>
> And I tried the VCR-to-TV cable passthrough thing but it has
> two problems. First, the signal is degraded. Just because
> you don't tap the RF signal in parallel doesn't meant the
> signal won't be degraded. It degraded both the VCR AND the
> TV signals, making the tapes really difficult to watch (even
> worse than not being hi-def) and the TV tuner equally poor.
> The other problem is just a pain, and that's having to know
> when to press the TV/VCR button on the VCR to get the right
> signal to the TV.
>
> When I can afford it, I'll get a VCR replacement...
Anonymous
September 30, 2004 9:05:15 PM

Archived from groups: alt.tv.tech.hdtv (More info?)

"Mack McKinnon" <MckinnonRemoveThis@tvadmanDeleteThisAsWell.com> wrote
(in part):

>Your other comment, about...
>
>>having to know when to press the TV/VCR button on the VCR to get the right
>> signal to the TV.
>
>...makes me think you hook up your VCR in a different way than I do. My
>cable comes out of the wall, into a 2-way splitter, half into the DVR/DVD
>(but could be VCR -- used to be) into the TV, so I can tune either to any
>cable channel. To watch programming from the DVR/DVD, I change the TV input
>to what I have labeled "DVD". Input from the DVR is via component video
>into the TV. (Digital audio runs directly into my receiver.) So, I never
>mess with any buttons on the DVR to determine what I see on the TV. It's
>always feeding one of the TV's video inputs. If I want to see DVR output on
>the TV, I just change the input to "DVD" and turn on the DVR/DVD. I will
>then see either recorded media (if I have hit "Play") or passed-through
>cable.
>
>Are we talking about hooking up a VCR via the old Ch.2/ 3 method vs. via
>video inputs? If so, you only want to use the Ch. 2/3 method if you don't
>have additional video inputs, which you do on any large recent TV.
>
>mack
>austin

We're all agreed that the RF modulator is the worst way to get a
signal from a VCR to a TV, and shouldn't be used if there is an
alternative. That's not the issue here. If you pass the cable feed
through the VCR to the TV, there will be times when the VCR
substitutes its own tuned channel or tape playback or its menus for
the cable feed, even if you never want to see them that way. Suppose
you want to record channel 8 while you watch channel 12. Some VCRs
will pass the cable signal through in this mode, and you won't have a
problem. Others will put out channel 8 remodulated on channel 3 (or
whatever), and you can't tune anything else on the TV. Most will let
you force the RF output to your preference, but many will revert to
their default setting as soon as they have a chance. If your VCR
doesn't give you that problem or if it doesn't bother you, fine.
Whatever works. But separate cable feeds to the VCR and TV avoids the
problem entirely. That's all I was saying.

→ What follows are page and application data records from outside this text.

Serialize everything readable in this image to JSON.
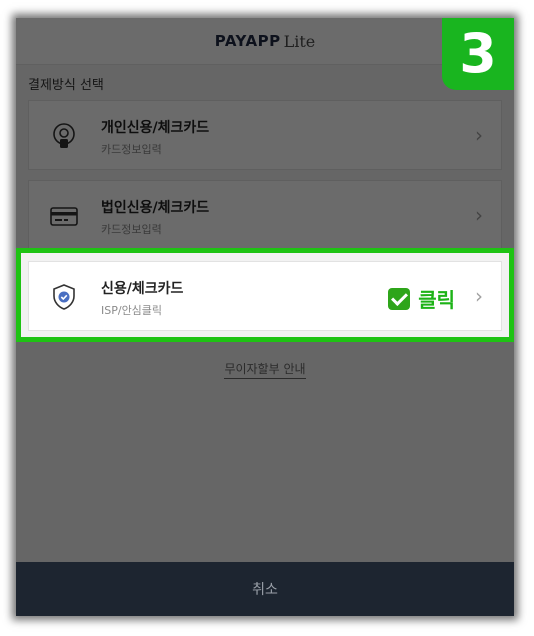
{
  "header": {
    "logo_main": "PAYAPP",
    "logo_lite": "Lite"
  },
  "section_title": "결제방식 선택",
  "payment_options": [
    {
      "title": "개인신용/체크카드",
      "subtitle": "카드정보입력",
      "icon": "person-id-icon"
    },
    {
      "title": "법인신용/체크카드",
      "subtitle": "카드정보입력",
      "icon": "credit-card-icon"
    },
    {
      "title": "신용/체크카드",
      "subtitle": "ISP/안심클릭",
      "icon": "shield-check-icon"
    }
  ],
  "installment_guide": "무이자할부 안내",
  "cancel_label": "취소",
  "step_badge": "3",
  "click_annotation": "클릭",
  "chevron": "›",
  "colors": {
    "highlight": "#1ec313",
    "badge": "#19b51f",
    "footer": "#1d2530"
  }
}
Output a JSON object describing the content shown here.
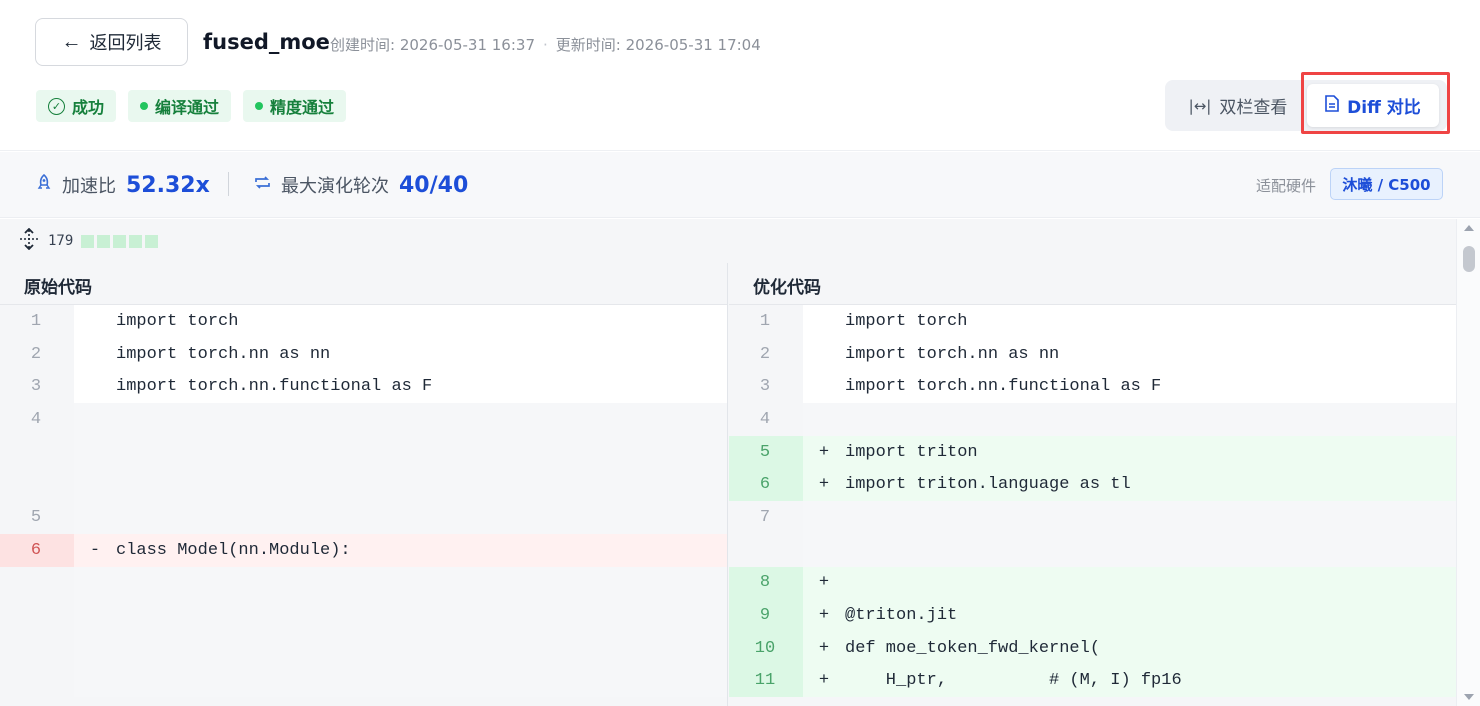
{
  "header": {
    "back_label": "返回列表",
    "title": "fused_moe",
    "created": "创建时间: 2026-05-31 16:37",
    "separator": "·",
    "updated": "更新时间: 2026-05-31 17:04",
    "badges": [
      "成功",
      "编译通过",
      "精度通过"
    ],
    "view_dual": "双栏查看",
    "view_diff": "Diff 对比"
  },
  "stats": {
    "speedup_label": "加速比",
    "speedup_value": "52.32x",
    "rounds_label": "最大演化轮次",
    "rounds_value": "40/40",
    "hardware_label": "适配硬件",
    "hardware_value": "沐曦 / C500"
  },
  "diff": {
    "hidden_lines": "179",
    "left_title": "原始代码",
    "right_title": "优化代码",
    "left": [
      {
        "kind": "ctx",
        "ln": "1",
        "sign": "",
        "code": "import torch"
      },
      {
        "kind": "ctx",
        "ln": "2",
        "sign": "",
        "code": "import torch.nn as nn"
      },
      {
        "kind": "ctx",
        "ln": "3",
        "sign": "",
        "code": "import torch.nn.functional as F"
      },
      {
        "kind": "empty",
        "ln": "4",
        "sign": "",
        "code": ""
      },
      {
        "kind": "empty",
        "ln": "",
        "sign": "",
        "code": ""
      },
      {
        "kind": "empty",
        "ln": "",
        "sign": "",
        "code": ""
      },
      {
        "kind": "empty",
        "ln": "5",
        "sign": "",
        "code": ""
      },
      {
        "kind": "del",
        "ln": "6",
        "sign": "-",
        "code": "class Model(nn.Module):"
      },
      {
        "kind": "empty",
        "ln": "",
        "sign": "",
        "code": ""
      },
      {
        "kind": "empty",
        "ln": "",
        "sign": "",
        "code": ""
      },
      {
        "kind": "empty",
        "ln": "",
        "sign": "",
        "code": ""
      },
      {
        "kind": "empty",
        "ln": "",
        "sign": "",
        "code": ""
      }
    ],
    "right": [
      {
        "kind": "ctx",
        "ln": "1",
        "sign": "",
        "code": "import torch"
      },
      {
        "kind": "ctx",
        "ln": "2",
        "sign": "",
        "code": "import torch.nn as nn"
      },
      {
        "kind": "ctx",
        "ln": "3",
        "sign": "",
        "code": "import torch.nn.functional as F"
      },
      {
        "kind": "empty",
        "ln": "4",
        "sign": "",
        "code": ""
      },
      {
        "kind": "add",
        "ln": "5",
        "sign": "+",
        "code": "import triton"
      },
      {
        "kind": "add",
        "ln": "6",
        "sign": "+",
        "code": "import triton.language as tl"
      },
      {
        "kind": "empty",
        "ln": "7",
        "sign": "",
        "code": ""
      },
      {
        "kind": "empty",
        "ln": "",
        "sign": "",
        "code": ""
      },
      {
        "kind": "add",
        "ln": "8",
        "sign": "+",
        "code": ""
      },
      {
        "kind": "add",
        "ln": "9",
        "sign": "+",
        "code": "@triton.jit"
      },
      {
        "kind": "add",
        "ln": "10",
        "sign": "+",
        "code": "def moe_token_fwd_kernel("
      },
      {
        "kind": "add",
        "ln": "11",
        "sign": "+",
        "code": "    H_ptr,          # (M, I) fp16"
      }
    ]
  },
  "colors": {
    "accent": "#1d4ed8",
    "success": "#16803c",
    "add_bg": "#eefcf2",
    "del_bg": "#fff1f1",
    "highlight": "#ef4444"
  }
}
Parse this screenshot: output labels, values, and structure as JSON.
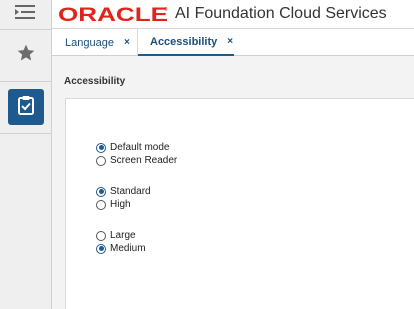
{
  "header": {
    "brand_logo_text": "ORACLE",
    "app_title": "AI Foundation Cloud Services",
    "brand_color": "#e2231a"
  },
  "sidebar": {
    "items": [
      {
        "icon": "menu-icon"
      },
      {
        "icon": "star-icon"
      },
      {
        "icon": "tasks-clipboard-icon",
        "active": true
      }
    ]
  },
  "tabs": [
    {
      "label": "Language",
      "close": "×"
    },
    {
      "label": "Accessibility",
      "close": "×",
      "active": true
    }
  ],
  "page": {
    "title": "Accessibility",
    "groups": [
      {
        "options": [
          {
            "label": "Default mode",
            "checked": true
          },
          {
            "label": "Screen Reader",
            "checked": false
          }
        ]
      },
      {
        "options": [
          {
            "label": "Standard",
            "checked": true
          },
          {
            "label": "High",
            "checked": false
          }
        ]
      },
      {
        "options": [
          {
            "label": "Large",
            "checked": false
          },
          {
            "label": "Medium",
            "checked": true
          }
        ]
      }
    ]
  },
  "colors": {
    "accent": "#1e5a8e",
    "rail_background": "#efefef"
  }
}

I have the opposite problem with a 25-year-old TV. It still works
fine (they built them to last back then) but it has only an RF input
and it can't tune cable channels, so I feed it with the RF out from a
VCR, which I use as my tuner. I ALWAYS want the remodulated output
from the VCR, not the cable pass-through, but when I turn the VCR off
and on it reverts to pass-through. It's an annoyance, but one I can
live with, especially since I rarely use that TV anymore.

Del Mibbler <mibbler@nycap.rr.com>
!